The ability of Africa’s rail industry to unlock billions of dollars of investments from private investors and create a more vibrant and competitive industry through increased freight volumes, could lie in adopting a ground-breaking new global treaty that provides a central registry of ownership of railway assets.
A major stumbling block for private investors looking to invest in Africa has always been the need to manage the risks inherent in cross-border operations, where there is limited legal infrastructure, and no common system for tracking assets and identifying railway equipment. Cross-border operations are essential to a thriving African rail industry, but operators need to know their rights are protected.
Unlike the aviation industry there is currently no single global system relating to the ownership and identification of railway equipment. The Luxembourg Protocol to the Cape Town Convention will change that through a worldwide legal framework to recognise and regulate the security interests of lenders, lessors and vendors of mobile railway assets.

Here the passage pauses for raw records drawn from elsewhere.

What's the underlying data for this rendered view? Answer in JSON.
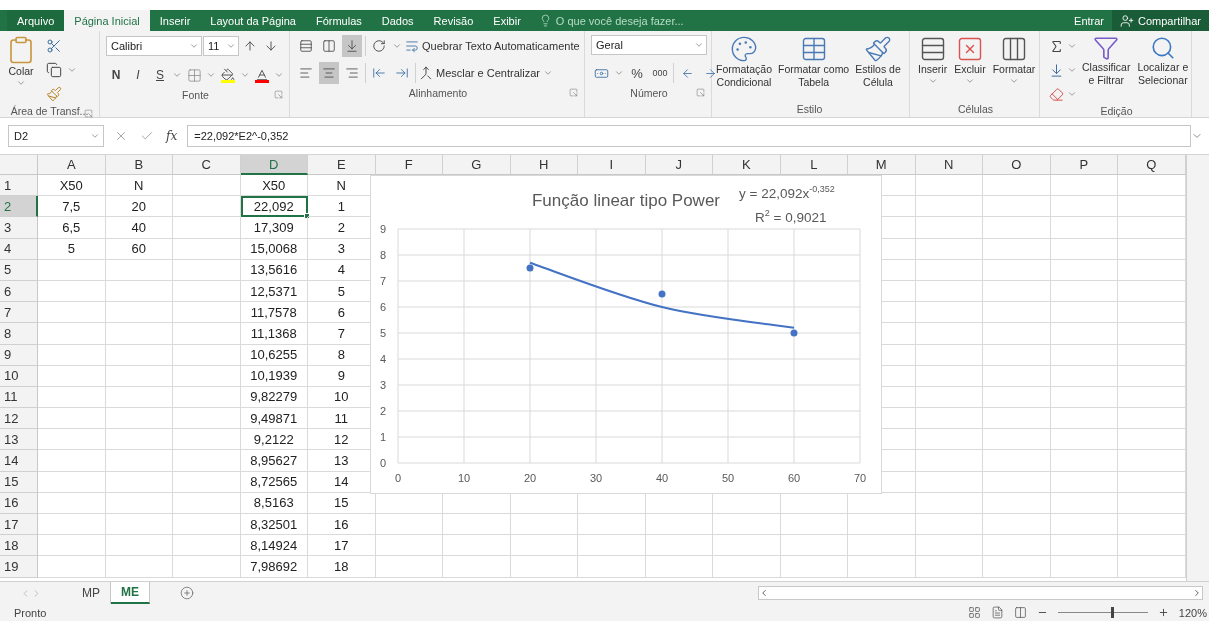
{
  "tabs": [
    {
      "label": "Arquivo",
      "kind": "file",
      "selected": false
    },
    {
      "label": "Página Inicial",
      "kind": "tab",
      "selected": true
    },
    {
      "label": "Inserir",
      "kind": "tab",
      "selected": false
    },
    {
      "label": "Layout da Página",
      "kind": "tab",
      "selected": false
    },
    {
      "label": "Fórmulas",
      "kind": "tab",
      "selected": false
    },
    {
      "label": "Dados",
      "kind": "tab",
      "selected": false
    },
    {
      "label": "Revisão",
      "kind": "tab",
      "selected": false
    },
    {
      "label": "Exibir",
      "kind": "tab",
      "selected": false
    }
  ],
  "tell_me": {
    "placeholder": "O que você deseja fazer..."
  },
  "account": {
    "sign_in": "Entrar",
    "share": "Compartilhar"
  },
  "ribbon": {
    "clipboard": {
      "label": "Área de Transf...",
      "paste": "Colar"
    },
    "font": {
      "label": "Fonte",
      "name": "Calibri",
      "size": "11",
      "styles": [
        "N",
        "I",
        "S"
      ]
    },
    "alignment": {
      "label": "Alinhamento",
      "wrap": "Quebrar Texto Automaticamente",
      "merge": "Mesclar e Centralizar",
      "vertical": [
        {
          "selected": false
        },
        {
          "selected": false
        },
        {
          "selected": true
        }
      ],
      "horizontal": [
        {
          "selected": false
        },
        {
          "selected": true
        },
        {
          "selected": false
        }
      ]
    },
    "number": {
      "label": "Número",
      "format": "Geral",
      "percent": "%",
      "thousands": "000"
    },
    "styles": {
      "label": "Estilo",
      "buttons": [
        {
          "lines": [
            "Formatação",
            "Condicional"
          ]
        },
        {
          "lines": [
            "Formatar como",
            "Tabela"
          ]
        },
        {
          "lines": [
            "Estilos de",
            "Célula"
          ]
        }
      ]
    },
    "cells": {
      "label": "Células",
      "buttons": [
        {
          "lines": [
            "Inserir"
          ]
        },
        {
          "lines": [
            "Excluir"
          ]
        },
        {
          "lines": [
            "Formatar"
          ]
        }
      ]
    },
    "editing": {
      "label": "Edição",
      "buttons": [
        {
          "lines": [
            "Classificar",
            "e Filtrar"
          ]
        },
        {
          "lines": [
            "Localizar e",
            "Selecionar"
          ]
        }
      ]
    }
  },
  "formula_bar": {
    "name_box": "D2",
    "fx": "fx",
    "formula": "=22,092*E2^-0,352"
  },
  "columns": [
    "A",
    "B",
    "C",
    "D",
    "E",
    "F",
    "G",
    "H",
    "I",
    "J",
    "K",
    "L",
    "M",
    "N",
    "O",
    "P",
    "Q"
  ],
  "rows": [
    {
      "number": "1",
      "cells": [
        {
          "text": "X50",
          "selected": false
        },
        {
          "text": "N",
          "selected": false
        },
        {
          "selected": false
        },
        {
          "text": "X50",
          "selected": false
        },
        {
          "text": "N",
          "selected": false
        }
      ]
    },
    {
      "number": "2",
      "cells": [
        {
          "text": "7,5",
          "selected": false
        },
        {
          "text": "20",
          "selected": false
        },
        {
          "selected": false
        },
        {
          "text": "22,092",
          "selected": true
        },
        {
          "text": "1",
          "selected": false
        }
      ]
    },
    {
      "number": "3",
      "cells": [
        {
          "text": "6,5",
          "selected": false
        },
        {
          "text": "40",
          "selected": false
        },
        {
          "selected": false
        },
        {
          "text": "17,309",
          "selected": false
        },
        {
          "text": "2",
          "selected": false
        }
      ]
    },
    {
      "number": "4",
      "cells": [
        {
          "text": "5",
          "selected": false
        },
        {
          "text": "60",
          "selected": false
        },
        {
          "selected": false
        },
        {
          "text": "15,0068",
          "selected": false
        },
        {
          "text": "3",
          "selected": false
        }
      ]
    },
    {
      "number": "5",
      "cells": [
        {
          "selected": false
        },
        {
          "selected": false
        },
        {
          "selected": false
        },
        {
          "text": "13,5616",
          "selected": false
        },
        {
          "text": "4",
          "selected": false
        }
      ]
    },
    {
      "number": "6",
      "cells": [
        {
          "selected": false
        },
        {
          "selected": false
        },
        {
          "selected": false
        },
        {
          "text": "12,5371",
          "selected": false
        },
        {
          "text": "5",
          "selected": false
        }
      ]
    },
    {
      "number": "7",
      "cells": [
        {
          "selected": false
        },
        {
          "selected": false
        },
        {
          "selected": false
        },
        {
          "text": "11,7578",
          "selected": false
        },
        {
          "text": "6",
          "selected": false
        }
      ]
    },
    {
      "number": "8",
      "cells": [
        {
          "selected": false
        },
        {
          "selected": false
        },
        {
          "selected": false
        },
        {
          "text": "11,1368",
          "selected": false
        },
        {
          "text": "7",
          "selected": false
        }
      ]
    },
    {
      "number": "9",
      "cells": [
        {
          "selected": false
        },
        {
          "selected": false
        },
        {
          "selected": false
        },
        {
          "text": "10,6255",
          "selected": false
        },
        {
          "text": "8",
          "selected": false
        }
      ]
    },
    {
      "number": "10",
      "cells": [
        {
          "selected": false
        },
        {
          "selected": false
        },
        {
          "selected": false
        },
        {
          "text": "10,1939",
          "selected": false
        },
        {
          "text": "9",
          "selected": false
        }
      ]
    },
    {
      "number": "11",
      "cells": [
        {
          "selected": false
        },
        {
          "selected": false
        },
        {
          "selected": false
        },
        {
          "text": "9,82279",
          "selected": false
        },
        {
          "text": "10",
          "selected": false
        }
      ]
    },
    {
      "number": "12",
      "cells": [
        {
          "selected": false
        },
        {
          "selected": false
        },
        {
          "selected": false
        },
        {
          "text": "9,49871",
          "selected": false
        },
        {
          "text": "11",
          "selected": false
        }
      ]
    },
    {
      "number": "13",
      "cells": [
        {
          "selected": false
        },
        {
          "selected": false
        },
        {
          "selected": false
        },
        {
          "text": "9,2122",
          "selected": false
        },
        {
          "text": "12",
          "selected": false
        }
      ]
    },
    {
      "number": "14",
      "cells": [
        {
          "selected": false
        },
        {
          "selected": false
        },
        {
          "selected": false
        },
        {
          "text": "8,95627",
          "selected": false
        },
        {
          "text": "13",
          "selected": false
        }
      ]
    },
    {
      "number": "15",
      "cells": [
        {
          "selected": false
        },
        {
          "selected": false
        },
        {
          "selected": false
        },
        {
          "text": "8,72565",
          "selected": false
        },
        {
          "text": "14",
          "selected": false
        }
      ]
    },
    {
      "number": "16",
      "cells": [
        {
          "selected": false
        },
        {
          "selected": false
        },
        {
          "selected": false
        },
        {
          "text": "8,5163",
          "selected": false
        },
        {
          "text": "15",
          "selected": false
        }
      ]
    },
    {
      "number": "17",
      "cells": [
        {
          "selected": false
        },
        {
          "selected": false
        },
        {
          "selected": false
        },
        {
          "text": "8,32501",
          "selected": false
        },
        {
          "text": "16",
          "selected": false
        }
      ]
    },
    {
      "number": "18",
      "cells": [
        {
          "selected": false
        },
        {
          "selected": false
        },
        {
          "selected": false
        },
        {
          "text": "8,14924",
          "selected": false
        },
        {
          "text": "17",
          "selected": false
        }
      ]
    },
    {
      "number": "19",
      "cells": [
        {
          "selected": false
        },
        {
          "selected": false
        },
        {
          "selected": false
        },
        {
          "text": "7,98692",
          "selected": false
        },
        {
          "text": "18",
          "selected": false
        }
      ]
    }
  ],
  "chart": {
    "chart_data": {
      "type": "scatter",
      "title": "Função linear tipo Power",
      "x": [
        20,
        40,
        60
      ],
      "grid": true,
      "series": [
        {
          "type": "scatter",
          "color": "#4472c4",
          "values": [
            7.5,
            6.5,
            5
          ]
        },
        {
          "type": "line",
          "color": "#4472c4",
          "values": [
            7.7,
            6.0,
            5.2
          ]
        }
      ],
      "xlim": [
        0,
        70
      ],
      "ylim": [
        0,
        9
      ],
      "xticks": [
        0,
        10,
        20,
        30,
        40,
        50,
        60,
        70
      ],
      "yticks": [
        0,
        1,
        2,
        3,
        4,
        5,
        6,
        7,
        8,
        9
      ],
      "annotations": [
        {
          "text": "y = 22,092x$^{-0,352}$"
        },
        {
          "text": "R$^{2}$ = 0,9021"
        }
      ]
    }
  },
  "sheet_tabs": [
    {
      "label": "MP",
      "selected": false
    },
    {
      "label": "ME",
      "selected": true
    }
  ],
  "status_bar": {
    "status": "Pronto",
    "zoom": {
      "level": 0.6,
      "reading": "120%"
    }
  }
}
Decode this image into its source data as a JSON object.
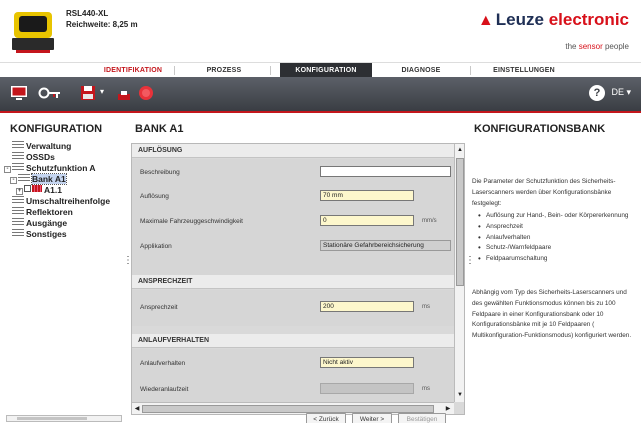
{
  "device": {
    "model": "RSL440-XL",
    "range_label": "Reichweite: 8,25 m"
  },
  "brand": {
    "logo_part1": "Leuze",
    "logo_part2": "electronic",
    "tagline_part1": "the",
    "tagline_part2": "sensor",
    "tagline_part3": "people",
    "accent_color": "#c4161c",
    "navy_color": "#1f2f55"
  },
  "tabs": [
    {
      "label": "IDENTIFIKATION",
      "active": false
    },
    {
      "label": "PROZESS",
      "active": false
    },
    {
      "label": "KONFIGURATION",
      "active": true
    },
    {
      "label": "DIAGNOSE",
      "active": false
    },
    {
      "label": "EINSTELLUNGEN",
      "active": false
    }
  ],
  "toolbar": {
    "icons": [
      "monitor-icon",
      "connect-icon",
      "save-icon",
      "print-icon",
      "record-icon"
    ],
    "help_label": "?",
    "language": "DE"
  },
  "tree": {
    "title": "KONFIGURATION",
    "items": [
      {
        "label": "Verwaltung",
        "level": 0,
        "expander": ""
      },
      {
        "label": "OSSDs",
        "level": 0,
        "expander": ""
      },
      {
        "label": "Schutzfunktion A",
        "level": 0,
        "expander": "-"
      },
      {
        "label": "Bank A1",
        "level": 1,
        "expander": "-",
        "selected": true
      },
      {
        "label": "A1.1",
        "level": 2,
        "expander": "+"
      },
      {
        "label": "Umschaltreihenfolge",
        "level": 0,
        "expander": ""
      },
      {
        "label": "Reflektoren",
        "level": 0,
        "expander": ""
      },
      {
        "label": "Ausgänge",
        "level": 0,
        "expander": ""
      },
      {
        "label": "Sonstiges",
        "level": 0,
        "expander": ""
      }
    ]
  },
  "form": {
    "title": "BANK A1",
    "sections": {
      "aufloesung": {
        "heading": "AUFLÖSUNG",
        "rows": [
          {
            "label": "Beschreibung",
            "value": "",
            "unit": ""
          },
          {
            "label": "Auflösung",
            "value": "70 mm",
            "unit": ""
          },
          {
            "label": "Maximale Fahrzeuggeschwindigkeit",
            "value": "0",
            "unit": "mm/s"
          },
          {
            "label": "Applikation",
            "value": "Stationäre Gefahrbereichsicherung",
            "unit": ""
          }
        ]
      },
      "ansprechzeit": {
        "heading": "ANSPRECHZEIT",
        "rows": [
          {
            "label": "Ansprechzeit",
            "value": "200",
            "unit": "ms"
          }
        ]
      },
      "anlaufverhalten": {
        "heading": "ANLAUFVERHALTEN",
        "rows": [
          {
            "label": "Anlaufverhalten",
            "value": "Nicht aktiv",
            "unit": ""
          },
          {
            "label": "Wiederanlaufzeit",
            "value": "",
            "unit": "ms"
          }
        ]
      }
    },
    "buttons": {
      "back": "< Zurück",
      "next": "Weiter >",
      "confirm": "Bestätigen"
    }
  },
  "info": {
    "title": "KONFIGURATIONSBANK",
    "intro": "Die Parameter der Schutzfunktion des Sicherheits-Laserscanners werden über Konfigurationsbänke festgelegt:",
    "bullets": [
      "Auflösung zur Hand-, Bein- oder Körpererkennung",
      "Ansprechzeit",
      "Anlaufverhalten",
      "Schutz-/Warnfeldpaare",
      "Feldpaarumschaltung"
    ],
    "paragraph2": "Abhängig vom Typ des Sicherheits-Laserscanners und des gewählten Funktionsmodus können bis zu 100 Feldpaare in einer Konfigurationsbank oder 10 Konfigurationsbänke mit je 10 Feldpaaren ( Multikonfiguration-Funktionsmodus) konfiguriert werden."
  }
}
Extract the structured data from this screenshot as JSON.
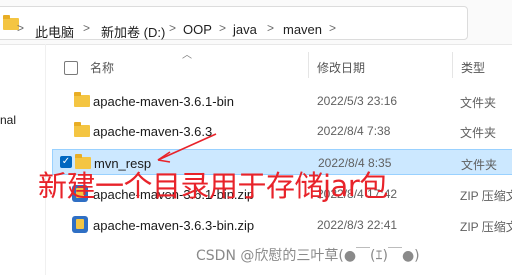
{
  "breadcrumb": {
    "items": [
      "此电脑",
      "新加卷 (D:)",
      "OOP",
      "java",
      "maven"
    ],
    "separator": ">"
  },
  "nav_fragment": "nal",
  "columns": {
    "name": "名称",
    "modified": "修改日期",
    "type": "类型"
  },
  "files": [
    {
      "name": "apache-maven-3.6.1-bin",
      "date": "2022/5/3 23:16",
      "type": "文件夹",
      "icon": "folder-icon"
    },
    {
      "name": "apache-maven-3.6.3",
      "date": "2022/8/4 7:38",
      "type": "文件夹",
      "icon": "folder-icon"
    },
    {
      "name": "mvn_resp",
      "date": "2022/8/4 8:35",
      "type": "文件夹",
      "icon": "folder-icon",
      "selected": true
    },
    {
      "name": "apache-maven-3.6.1-bin.zip",
      "date": "2022/8/4 17:42",
      "type": "ZIP 压缩文",
      "icon": "zip-icon"
    },
    {
      "name": "apache-maven-3.6.3-bin.zip",
      "date": "2022/8/3 22:41",
      "type": "ZIP 压缩文",
      "icon": "zip-icon"
    }
  ],
  "annotation": "新建一个目录用于存储jar包",
  "watermark": "CSDN @欣慰的三叶草(●￣(ｴ)￣●)",
  "colors": {
    "annotation": "#e8232a",
    "selection": "#cce8ff",
    "folder": "#f4c542"
  }
}
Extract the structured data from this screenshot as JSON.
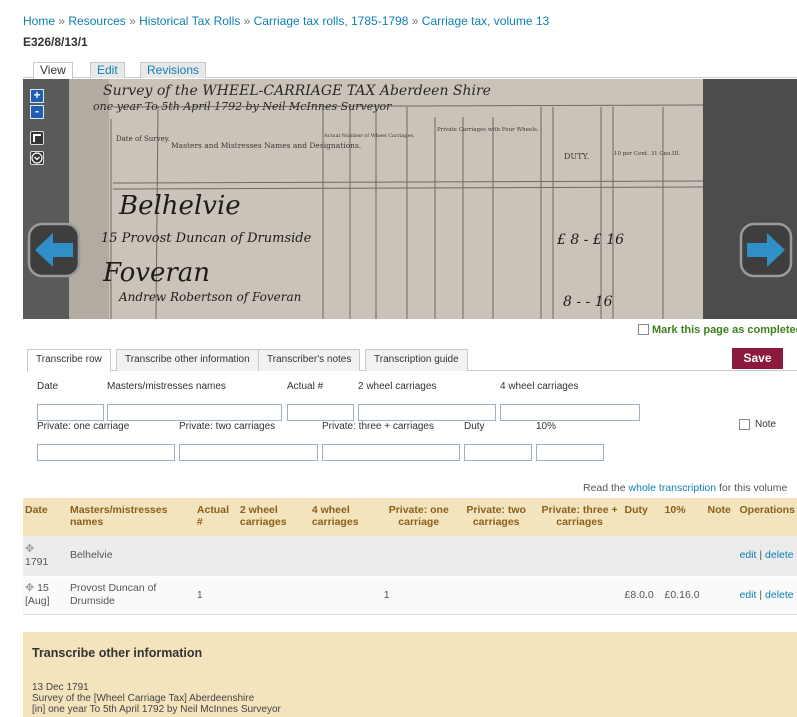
{
  "breadcrumb": {
    "items": [
      "Home",
      "Resources",
      "Historical Tax Rolls",
      "Carriage tax rolls, 1785-1798",
      "Carriage tax, volume 13"
    ],
    "separator": "»"
  },
  "page_title": "E326/8/13/1",
  "view_tabs": [
    "View",
    "Edit",
    "Revisions"
  ],
  "viewer": {
    "zoom_in": "+",
    "zoom_out": "-",
    "manuscript_lines": {
      "header": "Survey of the WHEEL-CARRIAGE TAX Aberdeen Shire",
      "header2": "one year To 5th April 1792 by Neil McInnes Surveyor",
      "col_date": "Date of Survey.",
      "col_names": "Masters and Mistresses Names and Designations.",
      "col_actual": "Actual Number of Wheel Carriages.",
      "col_private": "Private Carriages with Four Wheels.",
      "col_duty": "DUTY.",
      "col_10pct": "10 per Cent. 31 Geo.III.",
      "entry1": "Belhelvie",
      "entry2": "15 Provost Duncan of Drumside",
      "entry3": "Foveran",
      "entry4": "Andrew Robertson of Foveran",
      "amount1": "£ 8 - £ 16",
      "amount2": "8 - - 16"
    }
  },
  "mark_complete": "Mark this page as completed",
  "transcribe_tabs": [
    "Transcribe row",
    "Transcribe other information",
    "Transcriber's notes",
    "Transcription guide"
  ],
  "save_label": "Save",
  "form": {
    "labels_row1": [
      "Date",
      "Masters/mistresses names",
      "Actual #",
      "2 wheel carriages",
      "4 wheel carriages"
    ],
    "labels_row2": [
      "Private: one carriage",
      "Private: two carriages",
      "Private: three + carriages",
      "Duty",
      "10%"
    ],
    "note_label": "Note"
  },
  "read_whole": {
    "prefix": "Read the ",
    "link": "whole transcription",
    "suffix": " for this volume"
  },
  "table": {
    "headers": [
      "Date",
      "Masters/mistresses names",
      "Actual #",
      "2 wheel carriages",
      "4 wheel carriages",
      "Private: one carriage",
      "Private: two carriages",
      "Private: three + carriages",
      "Duty",
      "10%",
      "Note",
      "Operations"
    ],
    "rows": [
      {
        "date": "1791",
        "name": "Belhelvie",
        "actual": "",
        "two_wheel": "",
        "four_wheel": "",
        "p1": "",
        "p2": "",
        "p3": "",
        "duty": "",
        "ten": "",
        "note": "",
        "edit": "edit",
        "delete": "delete"
      },
      {
        "date": "15 [Aug]",
        "name": "Provost Duncan of Drumside",
        "actual": "1",
        "two_wheel": "",
        "four_wheel": "",
        "p1": "1",
        "p2": "",
        "p3": "",
        "duty": "£8.0.0",
        "ten": "£0.16.0",
        "note": "",
        "edit": "edit",
        "delete": "delete"
      }
    ],
    "ops_sep": "|"
  },
  "other_info": {
    "heading": "Transcribe other information",
    "lines": [
      "13 Dec 1791",
      "Survey of the [Wheel Carriage Tax] Aberdeenshire",
      "[in] one year To 5th April 1792 by Neil McInnes Surveyor"
    ]
  },
  "colors": {
    "link": "#0f7fb2",
    "save": "#8b1a3c",
    "table_header_bg": "#f3e4bd",
    "table_header_text": "#8a5f1b",
    "complete_green": "#3f7f1d"
  }
}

A central registry, in Luxembourg, will issue unique identification numbers for all rolling stock globally at a negligible cost, ensuring that every creditor and operator can identify and track rolling stock wherever it is.
The Swiss based Rail Working Group is already engaged in discussions with African rail operators and African governments with a view to ensuring the Protocol is embraced by every country with rail operations. The ultimate goal is to have the Protocol and the central registry recognised in local legislation.
By recognising the Luxembourg Protocol, African countries with rail operations will provide certainty of ownership for potential investors, thereby reducing both creditor and operator risk – and once risks are lowered, we’ll see a greater pool of capital finance available for investment, which will lower the barriers to entry for smaller operators and ultimately result in a more competitive and dynamic African rail industry.
A study commissioned by the Rail Working Group this year, by economic consultancy Oxera, suggests that implementing the Protocol in South Africa would save the country up to R20bn in microeconomic benefits, including the reduced cost of finance and the knock-on effects of the investment in new rolling stock.
Reducing finance charges for rolling stock ultimately translates into a reduction of freight charges for customers. This means the rail industry can become more competitive. It really is one of those steps that will allow Africa to advance – and there is absolutely no downside to it.
By James Holley